  2. Subsection 5781(1) notwithstanding, the minimum client account margin required for short over-the-counter option positions shall be no less than the amount determined by multiplying:
    1. in the case of a short call option position, the market value of the underlying interest,
    2. in the case of a short put option position, the aggregate exercise value of the option, by 25% of the margin rate used for the underlying interest.

 

  1. How is inventory margin for OTC options determined?

Mark to market of option positions in inventory is required. Margin shall be calculated as noted in (4) above.

  1. In the absence of the client lodging the underlying interest or equivalent, how is client margin for OTC options determined?

Client margin for OTC option contracts shall be determined based on the following categories:
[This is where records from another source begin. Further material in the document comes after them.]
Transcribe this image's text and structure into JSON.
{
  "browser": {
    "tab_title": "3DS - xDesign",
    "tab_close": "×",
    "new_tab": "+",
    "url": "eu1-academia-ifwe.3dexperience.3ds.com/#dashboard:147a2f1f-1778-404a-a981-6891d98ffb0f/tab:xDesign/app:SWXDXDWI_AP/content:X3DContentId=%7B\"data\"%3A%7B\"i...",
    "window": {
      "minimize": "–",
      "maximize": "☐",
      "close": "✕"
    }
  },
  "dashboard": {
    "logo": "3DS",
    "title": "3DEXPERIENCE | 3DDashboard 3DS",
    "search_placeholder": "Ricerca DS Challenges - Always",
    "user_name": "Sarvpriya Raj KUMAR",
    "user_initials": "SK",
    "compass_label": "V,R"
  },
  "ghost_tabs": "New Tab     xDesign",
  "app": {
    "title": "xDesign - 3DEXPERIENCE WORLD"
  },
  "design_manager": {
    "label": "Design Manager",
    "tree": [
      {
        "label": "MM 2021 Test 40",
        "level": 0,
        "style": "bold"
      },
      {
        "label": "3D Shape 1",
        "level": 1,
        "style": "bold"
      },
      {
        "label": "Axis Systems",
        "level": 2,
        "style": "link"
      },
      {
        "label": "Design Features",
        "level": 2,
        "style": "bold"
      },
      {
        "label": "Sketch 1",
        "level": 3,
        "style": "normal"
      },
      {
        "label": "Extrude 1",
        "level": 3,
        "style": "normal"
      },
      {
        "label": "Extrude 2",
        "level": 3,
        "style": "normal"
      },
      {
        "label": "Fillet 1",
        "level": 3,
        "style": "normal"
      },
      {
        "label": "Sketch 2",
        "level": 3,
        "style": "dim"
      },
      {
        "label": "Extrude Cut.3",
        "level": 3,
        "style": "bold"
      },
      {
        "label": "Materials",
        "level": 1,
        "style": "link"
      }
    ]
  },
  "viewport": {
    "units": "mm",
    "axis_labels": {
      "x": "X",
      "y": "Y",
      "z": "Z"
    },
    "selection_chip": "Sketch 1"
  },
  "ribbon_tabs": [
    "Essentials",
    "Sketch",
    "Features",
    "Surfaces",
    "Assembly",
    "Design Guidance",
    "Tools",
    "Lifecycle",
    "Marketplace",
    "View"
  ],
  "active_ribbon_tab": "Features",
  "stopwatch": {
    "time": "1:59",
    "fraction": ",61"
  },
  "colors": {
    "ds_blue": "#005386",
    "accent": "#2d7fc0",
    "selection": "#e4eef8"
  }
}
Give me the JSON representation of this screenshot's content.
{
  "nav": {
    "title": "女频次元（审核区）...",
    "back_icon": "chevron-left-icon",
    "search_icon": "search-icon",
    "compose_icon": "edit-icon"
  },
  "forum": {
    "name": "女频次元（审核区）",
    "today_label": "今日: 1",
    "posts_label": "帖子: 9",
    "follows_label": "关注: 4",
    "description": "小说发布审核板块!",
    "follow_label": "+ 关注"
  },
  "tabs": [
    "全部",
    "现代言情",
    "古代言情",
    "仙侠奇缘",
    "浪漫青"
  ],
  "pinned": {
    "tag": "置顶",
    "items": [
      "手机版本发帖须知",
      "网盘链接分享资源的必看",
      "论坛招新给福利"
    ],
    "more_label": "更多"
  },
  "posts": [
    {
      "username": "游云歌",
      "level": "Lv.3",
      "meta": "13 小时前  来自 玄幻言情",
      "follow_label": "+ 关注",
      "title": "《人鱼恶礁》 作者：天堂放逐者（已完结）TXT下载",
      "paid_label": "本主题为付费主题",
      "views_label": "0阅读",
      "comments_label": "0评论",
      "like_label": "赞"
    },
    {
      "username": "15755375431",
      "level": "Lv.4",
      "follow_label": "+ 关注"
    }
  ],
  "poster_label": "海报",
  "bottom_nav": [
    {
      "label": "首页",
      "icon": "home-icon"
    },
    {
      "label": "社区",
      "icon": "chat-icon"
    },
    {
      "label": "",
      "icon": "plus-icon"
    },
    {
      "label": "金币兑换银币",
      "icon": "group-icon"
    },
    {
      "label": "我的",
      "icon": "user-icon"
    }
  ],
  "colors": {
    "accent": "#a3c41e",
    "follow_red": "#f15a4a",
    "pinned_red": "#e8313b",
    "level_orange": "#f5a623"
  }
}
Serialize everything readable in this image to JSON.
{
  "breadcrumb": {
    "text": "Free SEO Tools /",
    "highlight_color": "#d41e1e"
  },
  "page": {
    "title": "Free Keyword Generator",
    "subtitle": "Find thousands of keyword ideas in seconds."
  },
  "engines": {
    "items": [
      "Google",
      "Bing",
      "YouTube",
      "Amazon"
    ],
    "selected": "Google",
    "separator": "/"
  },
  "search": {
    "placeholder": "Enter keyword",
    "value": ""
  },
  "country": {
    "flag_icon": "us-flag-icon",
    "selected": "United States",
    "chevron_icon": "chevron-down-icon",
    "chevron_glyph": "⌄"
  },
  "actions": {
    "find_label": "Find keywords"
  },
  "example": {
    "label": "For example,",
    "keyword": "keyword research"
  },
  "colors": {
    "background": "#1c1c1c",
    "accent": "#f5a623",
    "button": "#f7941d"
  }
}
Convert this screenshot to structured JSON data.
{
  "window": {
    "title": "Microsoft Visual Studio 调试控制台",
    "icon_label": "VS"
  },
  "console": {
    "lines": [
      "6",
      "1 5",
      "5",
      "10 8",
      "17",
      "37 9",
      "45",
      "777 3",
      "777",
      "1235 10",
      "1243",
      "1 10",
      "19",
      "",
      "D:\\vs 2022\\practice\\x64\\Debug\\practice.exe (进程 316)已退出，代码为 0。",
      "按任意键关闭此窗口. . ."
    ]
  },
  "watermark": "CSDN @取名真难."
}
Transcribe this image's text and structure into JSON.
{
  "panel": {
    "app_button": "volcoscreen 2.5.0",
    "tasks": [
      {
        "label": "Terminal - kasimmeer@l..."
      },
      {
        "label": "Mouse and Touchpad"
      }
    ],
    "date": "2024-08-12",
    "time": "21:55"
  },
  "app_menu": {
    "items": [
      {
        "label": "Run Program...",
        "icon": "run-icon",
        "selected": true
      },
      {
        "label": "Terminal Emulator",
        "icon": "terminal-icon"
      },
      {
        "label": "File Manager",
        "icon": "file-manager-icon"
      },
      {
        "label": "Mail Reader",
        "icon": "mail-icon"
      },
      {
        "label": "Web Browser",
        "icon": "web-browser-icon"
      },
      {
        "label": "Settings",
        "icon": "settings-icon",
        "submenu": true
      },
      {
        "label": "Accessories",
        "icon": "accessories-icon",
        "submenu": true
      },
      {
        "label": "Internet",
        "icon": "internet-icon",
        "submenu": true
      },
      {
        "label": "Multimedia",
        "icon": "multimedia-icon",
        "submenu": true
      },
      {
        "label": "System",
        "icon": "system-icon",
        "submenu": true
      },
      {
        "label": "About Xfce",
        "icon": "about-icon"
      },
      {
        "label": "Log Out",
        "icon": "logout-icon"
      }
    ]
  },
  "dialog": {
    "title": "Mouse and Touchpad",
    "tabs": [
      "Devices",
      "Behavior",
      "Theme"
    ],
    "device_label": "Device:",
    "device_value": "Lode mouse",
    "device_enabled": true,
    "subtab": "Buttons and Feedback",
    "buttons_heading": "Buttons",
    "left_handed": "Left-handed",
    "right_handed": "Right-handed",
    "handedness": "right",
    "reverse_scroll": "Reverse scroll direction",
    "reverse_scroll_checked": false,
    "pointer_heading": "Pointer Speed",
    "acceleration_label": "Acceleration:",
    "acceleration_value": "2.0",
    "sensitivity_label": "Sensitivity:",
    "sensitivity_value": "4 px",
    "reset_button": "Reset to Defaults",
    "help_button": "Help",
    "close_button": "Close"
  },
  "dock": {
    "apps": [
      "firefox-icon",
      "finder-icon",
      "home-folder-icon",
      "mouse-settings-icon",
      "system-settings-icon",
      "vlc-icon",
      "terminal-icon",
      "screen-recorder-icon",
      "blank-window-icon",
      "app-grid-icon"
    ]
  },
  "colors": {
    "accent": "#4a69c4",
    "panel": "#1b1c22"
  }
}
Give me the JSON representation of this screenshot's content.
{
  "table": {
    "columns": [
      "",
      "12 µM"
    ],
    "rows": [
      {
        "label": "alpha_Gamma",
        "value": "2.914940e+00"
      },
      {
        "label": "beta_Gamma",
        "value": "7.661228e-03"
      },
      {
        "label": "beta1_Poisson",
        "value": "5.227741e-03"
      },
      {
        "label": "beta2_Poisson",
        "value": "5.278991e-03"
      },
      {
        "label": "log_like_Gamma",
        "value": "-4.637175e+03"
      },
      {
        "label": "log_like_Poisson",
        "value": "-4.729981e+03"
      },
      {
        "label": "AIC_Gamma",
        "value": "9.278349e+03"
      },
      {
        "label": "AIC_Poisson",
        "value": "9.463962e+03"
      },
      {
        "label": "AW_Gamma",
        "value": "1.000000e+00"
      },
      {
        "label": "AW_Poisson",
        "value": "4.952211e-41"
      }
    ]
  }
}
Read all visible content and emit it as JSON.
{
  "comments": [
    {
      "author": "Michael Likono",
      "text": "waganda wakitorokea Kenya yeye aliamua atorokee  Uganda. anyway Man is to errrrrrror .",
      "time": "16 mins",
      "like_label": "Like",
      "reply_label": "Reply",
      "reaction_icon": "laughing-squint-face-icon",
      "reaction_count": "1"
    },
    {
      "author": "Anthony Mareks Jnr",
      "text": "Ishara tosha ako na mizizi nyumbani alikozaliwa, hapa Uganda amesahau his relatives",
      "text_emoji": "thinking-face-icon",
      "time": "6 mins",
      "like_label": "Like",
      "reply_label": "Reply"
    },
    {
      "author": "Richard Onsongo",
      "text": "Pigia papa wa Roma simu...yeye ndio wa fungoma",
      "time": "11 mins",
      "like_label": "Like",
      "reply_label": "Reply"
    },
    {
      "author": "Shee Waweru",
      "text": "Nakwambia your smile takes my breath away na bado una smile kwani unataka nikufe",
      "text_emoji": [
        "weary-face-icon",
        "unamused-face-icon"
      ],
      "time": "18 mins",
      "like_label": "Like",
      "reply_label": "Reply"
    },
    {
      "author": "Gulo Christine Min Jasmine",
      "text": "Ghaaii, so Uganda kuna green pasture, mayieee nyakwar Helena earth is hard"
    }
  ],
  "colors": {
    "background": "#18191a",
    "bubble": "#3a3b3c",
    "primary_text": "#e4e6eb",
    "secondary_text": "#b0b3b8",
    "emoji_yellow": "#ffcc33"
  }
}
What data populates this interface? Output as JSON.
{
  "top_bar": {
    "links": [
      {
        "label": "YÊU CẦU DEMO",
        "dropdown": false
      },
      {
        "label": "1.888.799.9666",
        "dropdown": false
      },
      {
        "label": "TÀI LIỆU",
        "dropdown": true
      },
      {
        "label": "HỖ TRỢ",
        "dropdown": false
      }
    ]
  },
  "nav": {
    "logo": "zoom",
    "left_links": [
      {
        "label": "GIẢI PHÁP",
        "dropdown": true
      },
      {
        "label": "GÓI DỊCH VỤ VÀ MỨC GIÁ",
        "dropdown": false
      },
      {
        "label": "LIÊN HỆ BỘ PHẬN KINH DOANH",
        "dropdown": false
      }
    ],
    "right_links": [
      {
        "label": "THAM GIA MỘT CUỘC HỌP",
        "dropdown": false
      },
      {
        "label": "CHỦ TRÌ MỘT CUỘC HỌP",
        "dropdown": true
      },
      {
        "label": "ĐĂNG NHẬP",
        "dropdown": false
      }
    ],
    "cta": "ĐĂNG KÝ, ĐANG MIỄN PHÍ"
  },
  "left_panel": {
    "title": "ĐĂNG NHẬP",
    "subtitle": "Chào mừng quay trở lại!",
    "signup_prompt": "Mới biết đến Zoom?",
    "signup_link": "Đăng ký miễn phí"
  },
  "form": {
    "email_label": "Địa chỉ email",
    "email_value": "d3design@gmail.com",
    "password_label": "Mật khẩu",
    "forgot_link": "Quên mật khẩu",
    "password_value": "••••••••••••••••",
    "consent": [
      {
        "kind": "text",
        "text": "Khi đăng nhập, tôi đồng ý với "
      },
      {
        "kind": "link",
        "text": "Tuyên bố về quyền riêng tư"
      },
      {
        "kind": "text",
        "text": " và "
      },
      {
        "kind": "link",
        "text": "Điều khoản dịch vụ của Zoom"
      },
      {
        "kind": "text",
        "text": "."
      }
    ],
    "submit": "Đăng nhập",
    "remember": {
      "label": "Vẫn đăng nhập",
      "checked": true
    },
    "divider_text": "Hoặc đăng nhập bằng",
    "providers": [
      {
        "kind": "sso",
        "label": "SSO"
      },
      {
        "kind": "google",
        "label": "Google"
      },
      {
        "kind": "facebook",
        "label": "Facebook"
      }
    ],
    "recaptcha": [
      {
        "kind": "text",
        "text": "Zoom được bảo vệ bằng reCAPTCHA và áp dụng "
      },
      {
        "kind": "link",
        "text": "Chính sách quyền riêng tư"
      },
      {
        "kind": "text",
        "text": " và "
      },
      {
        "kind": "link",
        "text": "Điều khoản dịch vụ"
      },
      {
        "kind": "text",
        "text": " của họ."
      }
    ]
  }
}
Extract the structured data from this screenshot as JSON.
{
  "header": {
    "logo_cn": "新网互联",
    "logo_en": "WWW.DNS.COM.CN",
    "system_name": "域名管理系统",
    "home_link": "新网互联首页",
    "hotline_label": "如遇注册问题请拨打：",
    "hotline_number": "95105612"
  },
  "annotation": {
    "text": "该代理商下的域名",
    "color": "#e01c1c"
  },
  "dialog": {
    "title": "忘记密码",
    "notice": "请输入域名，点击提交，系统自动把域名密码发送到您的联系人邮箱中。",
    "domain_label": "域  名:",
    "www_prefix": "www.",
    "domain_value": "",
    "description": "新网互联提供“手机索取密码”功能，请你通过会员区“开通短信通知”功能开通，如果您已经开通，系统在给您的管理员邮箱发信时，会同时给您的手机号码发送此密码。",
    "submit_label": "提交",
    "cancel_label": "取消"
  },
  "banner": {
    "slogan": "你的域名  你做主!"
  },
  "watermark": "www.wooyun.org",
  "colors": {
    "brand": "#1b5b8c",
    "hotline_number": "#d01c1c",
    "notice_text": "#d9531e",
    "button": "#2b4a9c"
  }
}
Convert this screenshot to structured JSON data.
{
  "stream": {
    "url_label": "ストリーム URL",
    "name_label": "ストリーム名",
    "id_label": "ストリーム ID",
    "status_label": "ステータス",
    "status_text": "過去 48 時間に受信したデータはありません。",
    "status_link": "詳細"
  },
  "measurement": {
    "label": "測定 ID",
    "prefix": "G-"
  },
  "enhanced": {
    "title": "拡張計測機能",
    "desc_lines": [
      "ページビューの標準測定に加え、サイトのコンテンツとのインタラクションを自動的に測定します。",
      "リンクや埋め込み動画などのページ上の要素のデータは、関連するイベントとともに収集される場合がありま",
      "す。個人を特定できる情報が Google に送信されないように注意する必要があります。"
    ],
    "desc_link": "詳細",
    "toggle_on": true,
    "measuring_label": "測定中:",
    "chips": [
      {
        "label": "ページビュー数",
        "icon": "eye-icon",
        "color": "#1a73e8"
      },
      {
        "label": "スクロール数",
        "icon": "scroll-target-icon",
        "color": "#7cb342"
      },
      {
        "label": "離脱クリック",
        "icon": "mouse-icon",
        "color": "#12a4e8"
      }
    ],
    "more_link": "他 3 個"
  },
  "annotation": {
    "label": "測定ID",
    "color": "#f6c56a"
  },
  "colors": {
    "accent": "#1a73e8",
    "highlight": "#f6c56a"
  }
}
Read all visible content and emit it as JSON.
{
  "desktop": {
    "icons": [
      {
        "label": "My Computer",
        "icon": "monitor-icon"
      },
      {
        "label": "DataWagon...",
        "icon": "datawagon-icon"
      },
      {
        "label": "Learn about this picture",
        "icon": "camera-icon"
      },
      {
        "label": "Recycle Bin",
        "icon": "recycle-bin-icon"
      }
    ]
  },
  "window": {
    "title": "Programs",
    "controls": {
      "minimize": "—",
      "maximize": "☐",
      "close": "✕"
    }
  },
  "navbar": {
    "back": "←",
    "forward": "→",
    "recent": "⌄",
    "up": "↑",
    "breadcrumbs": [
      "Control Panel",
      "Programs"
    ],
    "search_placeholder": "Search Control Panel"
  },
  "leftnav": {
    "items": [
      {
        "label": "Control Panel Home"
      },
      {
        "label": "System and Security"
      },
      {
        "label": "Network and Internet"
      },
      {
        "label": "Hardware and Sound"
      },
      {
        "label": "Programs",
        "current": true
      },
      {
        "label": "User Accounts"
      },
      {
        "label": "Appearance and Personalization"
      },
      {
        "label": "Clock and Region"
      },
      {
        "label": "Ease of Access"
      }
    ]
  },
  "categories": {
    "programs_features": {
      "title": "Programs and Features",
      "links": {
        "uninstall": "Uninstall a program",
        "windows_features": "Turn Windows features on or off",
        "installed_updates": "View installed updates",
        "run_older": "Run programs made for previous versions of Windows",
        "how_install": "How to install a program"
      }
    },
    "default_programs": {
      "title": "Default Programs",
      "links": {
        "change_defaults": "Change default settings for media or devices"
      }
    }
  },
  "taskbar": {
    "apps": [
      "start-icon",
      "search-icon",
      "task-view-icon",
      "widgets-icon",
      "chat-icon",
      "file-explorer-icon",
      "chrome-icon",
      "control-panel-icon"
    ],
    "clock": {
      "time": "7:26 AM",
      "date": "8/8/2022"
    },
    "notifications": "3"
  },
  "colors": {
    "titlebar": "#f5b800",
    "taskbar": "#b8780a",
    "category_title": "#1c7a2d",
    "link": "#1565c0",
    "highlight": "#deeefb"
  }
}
  1. For acceptable institutions, as defined in the General Notes and Definitions to Form 1, no margin is required.
  2. For acceptable counterparties or regulated entities, as defined in the General Notes and Definitions to Form 1, margin will be determined based on the market deficiency (marked to market) of the option position.
  3. Margin will be required for all other clients and calculated in the same manner as noted in (4) above. Adequate margin for a client short OTC option contract consists of: (1) the deposit of the underlying interest in negotiable form in the client margin account. (2) the deposit of an escrow receipt, or (3) the deposit of a put guarantee letter. If inadequate or insufficient margin is deposited by the client, then the Dealer must provide the deficiency out of its own capital. Short options must be written in client margin accounts with proper agreements in place.
  1. Are offsets for OTC options allowed?

For purposes of hedging OTC option contracts, the offset would be allowed in the same manner as is outlined by IIROC for exchange-traded options, provided that the underlying securities are the same.

In the case of spreads involving European exercise over-the-counter options:

  • a margin offset is permitted where the spread consists of long and short European exercise option contracts with the same expiration date, and
  • a margin offset is permitted where the spread consists of a short European exercise option and long American exercise option, however
  • a margin offset is not permitted where the spread consists of a long European exercise option and a short American exercise option.
  1. Applicable Rules

IIROC Rules this Guidance Note relates to:

  • Rule 5200,
  • Rule 5300, and
  • Rule 5700.
  1. Previous Guidance Note

This Guidance Note replaces C-89 - Over-the-Counter (OTC) Option Contracts.

  1. Related documents

This Guidance Note was published under Notice 21-0190 - IIROC Rules, Form 1 and Guidance.